Stretching more than 30 feet in the air, a LinkNYC 5G kiosk on First Street and Second Avenue aims to make high-speed internet more accessible.

“They are definitely an eyesore,” Tony Agosto, a resident of East Village, said.

The kiosks offer free Wi-Fi, free charging, nationwide phone service, and other digital services.


What You Need To Know

  • Lawmakers and residents rallied at City Hall against the kiosks

  • Carnegie Hill Neighbors says they are concerned about preserving the historic aesthetic of the neighborhood

  • LinkNYC 5G kiosks are part of a citywide program to provide free high-speed internet and other services to people in the city
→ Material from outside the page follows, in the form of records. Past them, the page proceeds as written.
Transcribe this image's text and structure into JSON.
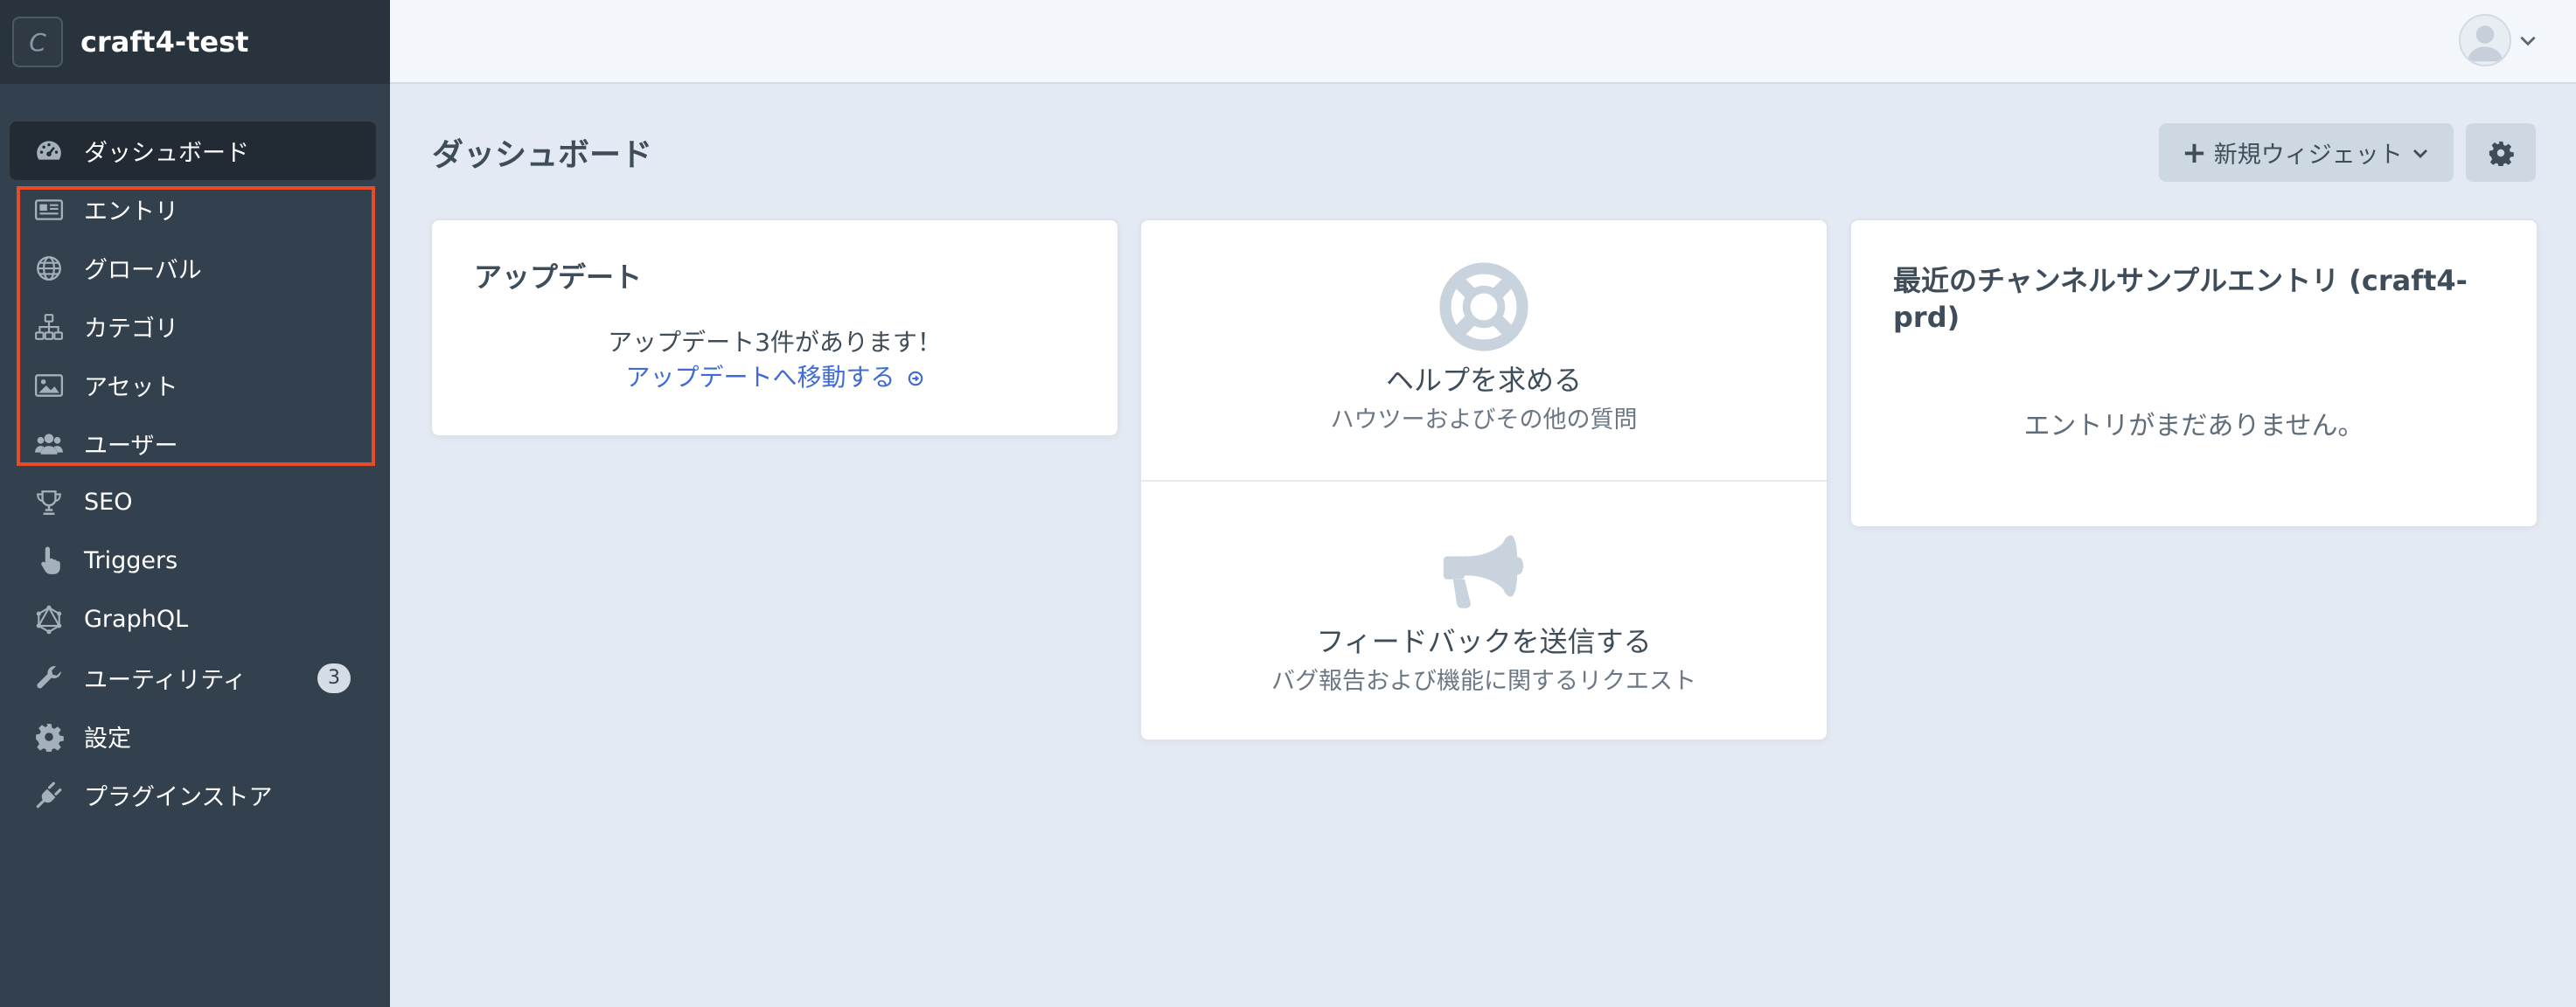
{
  "site": {
    "name": "craft4-test",
    "logo_letter": "C"
  },
  "nav": {
    "items": [
      {
        "label": "ダッシュボード",
        "icon": "dashboard-icon"
      },
      {
        "label": "エントリ",
        "icon": "newspaper-icon"
      },
      {
        "label": "グローバル",
        "icon": "globe-icon"
      },
      {
        "label": "カテゴリ",
        "icon": "sitemap-icon"
      },
      {
        "label": "アセット",
        "icon": "image-icon"
      },
      {
        "label": "ユーザー",
        "icon": "users-icon"
      },
      {
        "label": "SEO",
        "icon": "trophy-icon"
      },
      {
        "label": "Triggers",
        "icon": "pointer-hand-icon"
      },
      {
        "label": "GraphQL",
        "icon": "graphql-icon"
      },
      {
        "label": "ユーティリティ",
        "icon": "wrench-icon",
        "badge": "3"
      },
      {
        "label": "設定",
        "icon": "gear-icon"
      },
      {
        "label": "プラグインストア",
        "icon": "plug-icon"
      }
    ]
  },
  "header": {
    "account_icon": "user-avatar-icon"
  },
  "main": {
    "title": "ダッシュボード",
    "new_widget_label": "新規ウィジェット",
    "settings_icon": "gear-icon"
  },
  "widgets": {
    "updates": {
      "title": "アップデート",
      "message": "アップデート3件があります！",
      "link": "アップデートへ移動する"
    },
    "help": {
      "help_title": "ヘルプを求める",
      "help_sub": "ハウツーおよびその他の質問",
      "feedback_title": "フィードバックを送信する",
      "feedback_sub": "バグ報告および機能に関するリクエスト"
    },
    "recent": {
      "title": "最近のチャンネルサンプルエントリ (craft4-prd)",
      "empty": "エントリがまだありません。"
    }
  },
  "colors": {
    "sidebar": "#33404d",
    "highlight": "#e84b2c",
    "link": "#3e6bd6"
  }
}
  • Alternatives to the kiosks were recommended by state Assemblymember Alex Bores include attaching technology to existing infrastructure

The installation of the 32 footers brings free 5G Wi-Fi and started in July of last year. Mayor Eric Adams said it will serve people in underserved neighborhoods.
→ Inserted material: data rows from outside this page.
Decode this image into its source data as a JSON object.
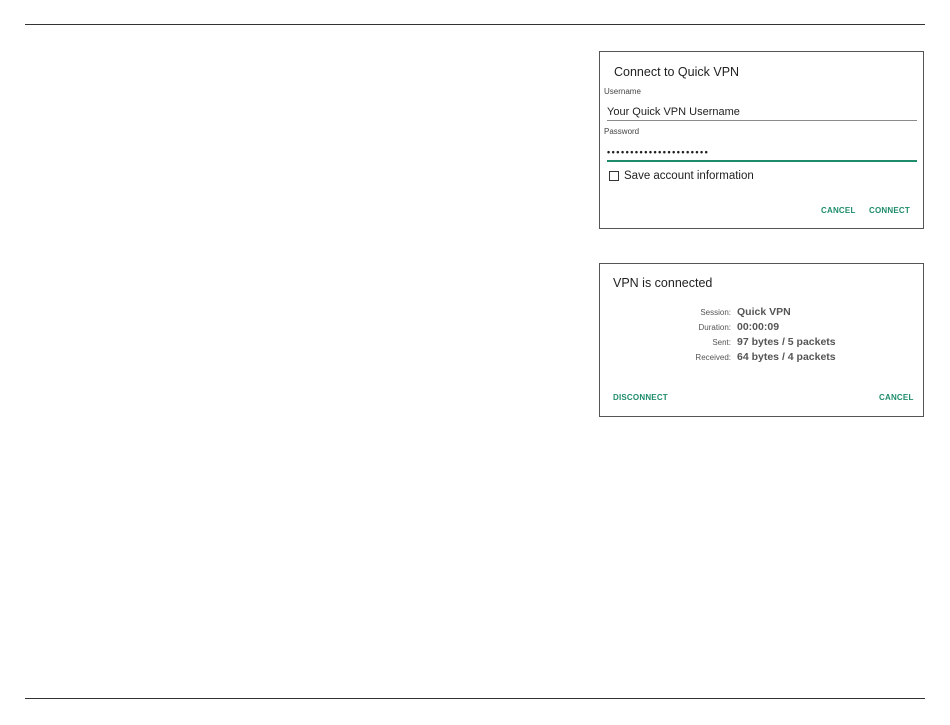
{
  "connect_dialog": {
    "title": "Connect to Quick VPN",
    "username_label": "Username",
    "username_value": "Your Quick VPN Username",
    "password_label": "Password",
    "password_value": "••••••••••••••••••••••",
    "save_account_label": "Save account information",
    "save_account_checked": false,
    "cancel_label": "CANCEL",
    "connect_label": "CONNECT"
  },
  "status_dialog": {
    "title": "VPN is connected",
    "rows": [
      {
        "key": "Session:",
        "value": "Quick VPN"
      },
      {
        "key": "Duration:",
        "value": "00:00:09"
      },
      {
        "key": "Sent:",
        "value": "97 bytes / 5 packets"
      },
      {
        "key": "Received:",
        "value": "64 bytes / 4 packets"
      }
    ],
    "disconnect_label": "DISCONNECT",
    "cancel_label": "CANCEL"
  },
  "colors": {
    "accent": "#1e8c6a",
    "text": "#1f1f1f",
    "muted": "#555555",
    "rule": "#333333"
  }
}
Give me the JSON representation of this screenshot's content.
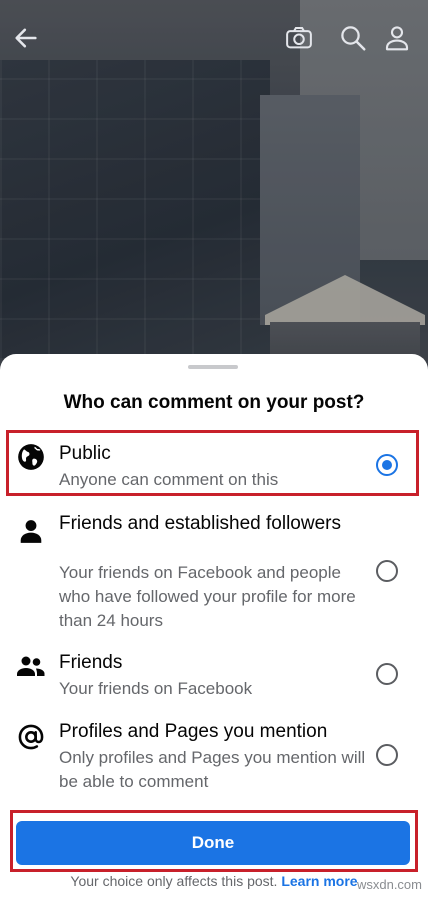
{
  "icons": {
    "back": "arrow-left-icon",
    "camera": "camera-icon",
    "search": "search-icon",
    "profile": "person-icon"
  },
  "sheet": {
    "title": "Who can comment on your post?",
    "options": [
      {
        "icon": "globe-icon",
        "title": "Public",
        "description": "Anyone can comment on this",
        "selected": true
      },
      {
        "icon": "person-icon",
        "title": "Friends and established followers",
        "description": "Your friends on Facebook and people who have followed your profile for more than 24 hours",
        "selected": false
      },
      {
        "icon": "people-icon",
        "title": "Friends",
        "description": "Your friends on Facebook",
        "selected": false
      },
      {
        "icon": "at-sign-icon",
        "title": "Profiles and Pages you mention",
        "description": "Only profiles and Pages you mention will be able to comment",
        "selected": false
      }
    ],
    "done_label": "Done",
    "footer_text": "Your choice only affects this post.",
    "footer_link": "Learn more"
  },
  "watermark": "wsxdn.com",
  "colors": {
    "accent": "#1b74e4",
    "highlight": "#c8202a"
  }
}
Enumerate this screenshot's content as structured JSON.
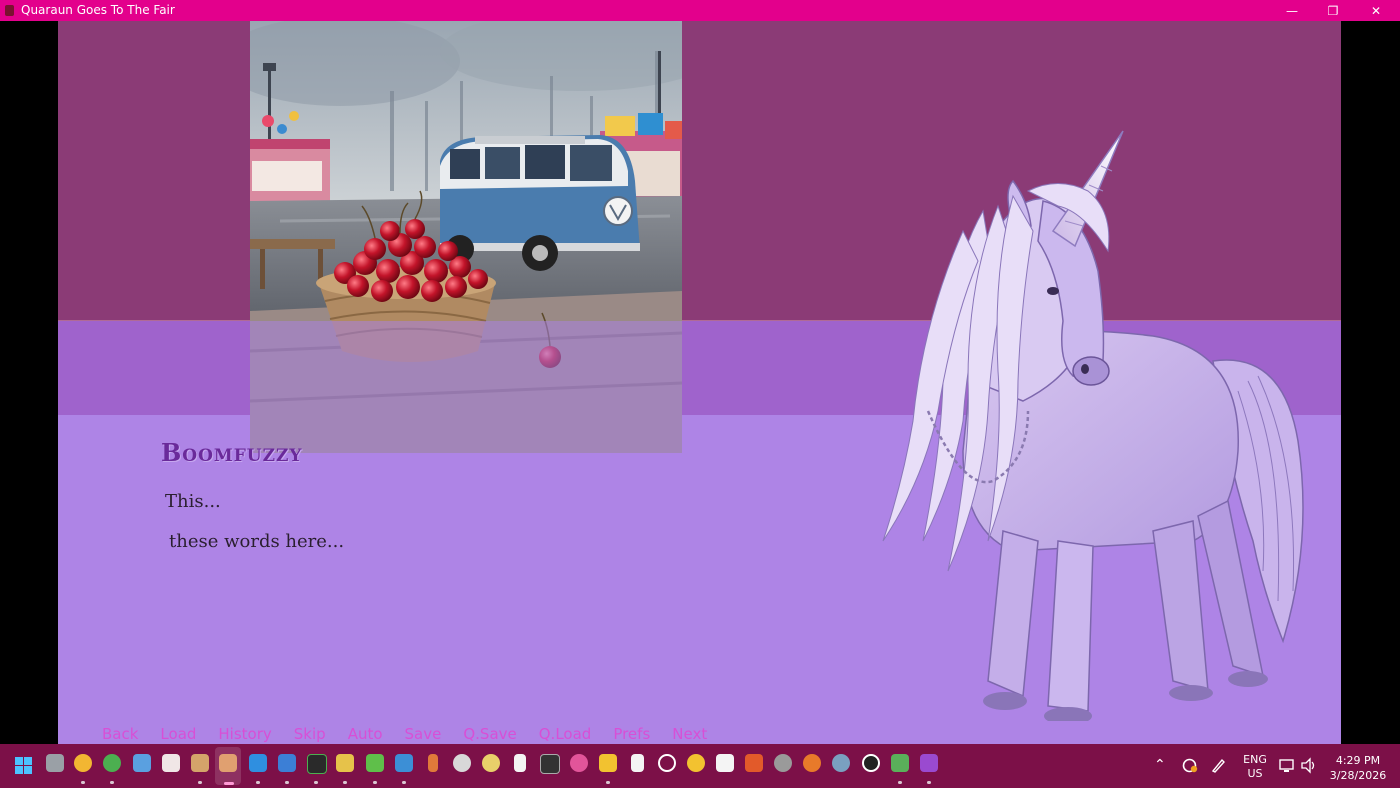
{
  "window": {
    "title": "Quaraun Goes To The Fair",
    "minimize_glyph": "—",
    "restore_glyph": "❐",
    "close_glyph": "✕"
  },
  "dialogue": {
    "speaker": "Boomfuzzy",
    "lines": [
      "This...",
      "these words here..."
    ]
  },
  "quick_menu": [
    "Back",
    "Load",
    "History",
    "Skip",
    "Auto",
    "Save",
    "Q.Save",
    "Q.Load",
    "Prefs",
    "Next"
  ],
  "colors": {
    "titlebar": "#e3008c",
    "band_top": "#8b3b76",
    "band_mid": "#9f63cc",
    "band_bottom": "#ae84e6",
    "speaker_name": "#6a2a9a",
    "quick_menu_text": "#d84fd6",
    "taskbar": "#7c1048"
  },
  "taskbar": {
    "tray": {
      "lang_line1": "ENG",
      "lang_line2": "US",
      "time": "4:29 PM",
      "date": "3/28/2026"
    }
  }
}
LinkNYC 5G kiosks are part of a citywide program to provide free high-speed internet and other services to people in the city. (NY1/Justine Re)
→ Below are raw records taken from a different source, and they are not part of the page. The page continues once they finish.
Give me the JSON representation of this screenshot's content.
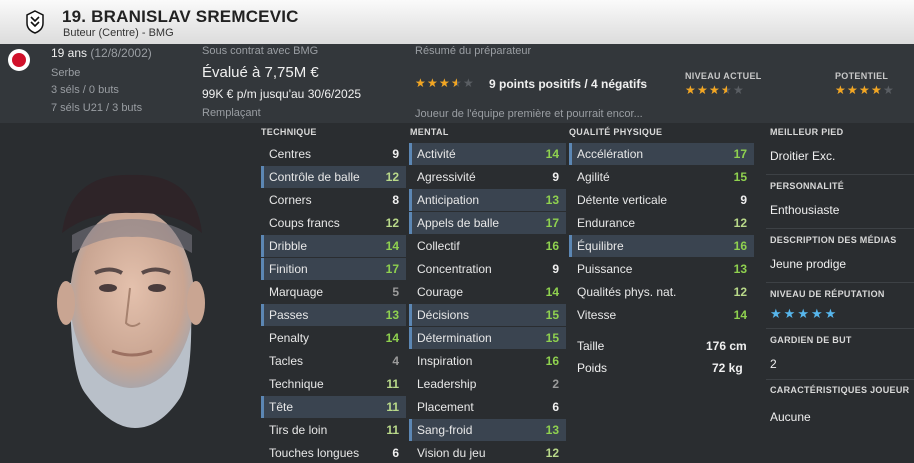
{
  "header": {
    "name": "19. BRANISLAV SREMCEVIC",
    "position_club": "Buteur (Centre) - BMG"
  },
  "info": {
    "age": "19 ans",
    "dob": "(12/8/2002)",
    "nationality": "Serbe",
    "caps": "3 séls / 0 buts",
    "u21_caps": "7 séls U21 / 3 buts",
    "contract_label": "Sous contrat avec BMG",
    "value": "Évalué à 7,75M €",
    "wage": "99K € p/m jusqu'au 30/6/2025",
    "status": "Remplaçant",
    "report_label": "Résumé du préparateur",
    "report_summary": "9 points positifs / 4 négatifs",
    "report_rating": 3.5,
    "report_text": "Joueur de l'équipe première et pourrait encor...",
    "current_ability_label": "NIVEAU ACTUEL",
    "current_ability": 3.5,
    "potential_label": "POTENTIEL",
    "potential": 4.0
  },
  "technique": {
    "title": "TECHNIQUE",
    "attrs": [
      {
        "name": "Centres",
        "value": "9",
        "hl": false,
        "color": "white"
      },
      {
        "name": "Contrôle de balle",
        "value": "12",
        "hl": true,
        "color": "lgreen"
      },
      {
        "name": "Corners",
        "value": "8",
        "hl": false,
        "color": "white"
      },
      {
        "name": "Coups francs",
        "value": "12",
        "hl": false,
        "color": "lgreen"
      },
      {
        "name": "Dribble",
        "value": "14",
        "hl": true,
        "color": "green"
      },
      {
        "name": "Finition",
        "value": "17",
        "hl": true,
        "color": "green"
      },
      {
        "name": "Marquage",
        "value": "5",
        "hl": false,
        "color": "grey"
      },
      {
        "name": "Passes",
        "value": "13",
        "hl": true,
        "color": "green"
      },
      {
        "name": "Penalty",
        "value": "14",
        "hl": false,
        "color": "green"
      },
      {
        "name": "Tacles",
        "value": "4",
        "hl": false,
        "color": "grey"
      },
      {
        "name": "Technique",
        "value": "11",
        "hl": false,
        "color": "lgreen"
      },
      {
        "name": "Tête",
        "value": "11",
        "hl": true,
        "color": "lgreen"
      },
      {
        "name": "Tirs de loin",
        "value": "11",
        "hl": false,
        "color": "lgreen"
      },
      {
        "name": "Touches longues",
        "value": "6",
        "hl": false,
        "color": "white"
      }
    ]
  },
  "mental": {
    "title": "MENTAL",
    "attrs": [
      {
        "name": "Activité",
        "value": "14",
        "hl": true,
        "color": "green"
      },
      {
        "name": "Agressivité",
        "value": "9",
        "hl": false,
        "color": "white"
      },
      {
        "name": "Anticipation",
        "value": "13",
        "hl": true,
        "color": "green"
      },
      {
        "name": "Appels de balle",
        "value": "17",
        "hl": true,
        "color": "green"
      },
      {
        "name": "Collectif",
        "value": "16",
        "hl": false,
        "color": "green"
      },
      {
        "name": "Concentration",
        "value": "9",
        "hl": false,
        "color": "white"
      },
      {
        "name": "Courage",
        "value": "14",
        "hl": false,
        "color": "green"
      },
      {
        "name": "Décisions",
        "value": "15",
        "hl": true,
        "color": "green"
      },
      {
        "name": "Détermination",
        "value": "15",
        "hl": true,
        "color": "green"
      },
      {
        "name": "Inspiration",
        "value": "16",
        "hl": false,
        "color": "green"
      },
      {
        "name": "Leadership",
        "value": "2",
        "hl": false,
        "color": "grey"
      },
      {
        "name": "Placement",
        "value": "6",
        "hl": false,
        "color": "white"
      },
      {
        "name": "Sang-froid",
        "value": "13",
        "hl": true,
        "color": "green"
      },
      {
        "name": "Vision du jeu",
        "value": "12",
        "hl": false,
        "color": "lgreen"
      }
    ]
  },
  "physical": {
    "title": "QUALITÉ PHYSIQUE",
    "attrs": [
      {
        "name": "Accélération",
        "value": "17",
        "hl": true,
        "color": "green"
      },
      {
        "name": "Agilité",
        "value": "15",
        "hl": false,
        "color": "green"
      },
      {
        "name": "Détente verticale",
        "value": "9",
        "hl": false,
        "color": "white"
      },
      {
        "name": "Endurance",
        "value": "12",
        "hl": false,
        "color": "lgreen"
      },
      {
        "name": "Équilibre",
        "value": "16",
        "hl": true,
        "color": "green"
      },
      {
        "name": "Puissance",
        "value": "13",
        "hl": false,
        "color": "green"
      },
      {
        "name": "Qualités phys. nat.",
        "value": "12",
        "hl": false,
        "color": "lgreen"
      },
      {
        "name": "Vitesse",
        "value": "14",
        "hl": false,
        "color": "green"
      }
    ],
    "height_label": "Taille",
    "height": "176 cm",
    "weight_label": "Poids",
    "weight": "72 kg"
  },
  "side": {
    "foot_label": "MEILLEUR PIED",
    "foot": "Droitier Exc.",
    "personality_label": "PERSONNALITÉ",
    "personality": "Enthousiaste",
    "media_label": "DESCRIPTION DES MÉDIAS",
    "media": "Jeune prodige",
    "reputation_label": "NIVEAU DE RÉPUTATION",
    "reputation": 5,
    "gk_label": "GARDIEN DE BUT",
    "gk": "2",
    "traits_label": "CARACTÉRISTIQUES JOUEUR",
    "traits": "Aucune"
  },
  "colors": {
    "green": "#8fd14f",
    "lgreen": "#b9d98a",
    "white": "#f0f0f0",
    "grey": "#9b9b9b",
    "highlight": "#3a4450",
    "star": "#f3a622",
    "rep_star": "#57b6ec"
  }
}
“The reality is too many people don’t have access to phone service and don’t have access to free Wi-Fi,” Adams said in July 2022.

The agreement with the city requires the overwhelming bulk of the new kiosks to be built north of 96th Street in Manhattan or outside of Manhattan.

Some Carnegie Hill residents say new towers are slated there too and would violate the historic look of the neighborhood, which stretches from 86th Street to 96th Street and from Third avenue to Central Park.

“They will cast shadows emir heat and noise and radiate flashing images in some cases 24 hours a day,” Joanna Cawley, a member of Carnegie Hill Neighbors, said.

Protesters, including elected leaders, say there are other options that are less obtrusive and more aesthetically pleasing.

“We deserve the best design possible for our streets and to re-utilize the existing infrastructure and that’s a big word that means street lights, newsstands, power pits so it does not unduly affect the effects of a historic streetscape while still increasing broadband access,” Simeon Bankoff, preservation consultant, said.

“Put it on top of street poles, it’s put it on top of buildings. We know there are other ways to do this and Link5G says this is the only way,” Assembleymember Alex Bores said.

A City Hall spokesperson says, “n today’s digital age, reliable, high-speed internet is as essential as hot water and heat. That is why our administration views high-speed connectivity as a human right and is making major investments—like Link5G — to bridge the digital divide.”

Congressional representative Jerry Nadler submitted a letter requesting the FCC look over this plan.

NY1 reached out to the city to see when the towers would be installed on the Upper East Side and we’re waiting to hear back. Sources say the locations for Carnegie Hill have not been picked yet.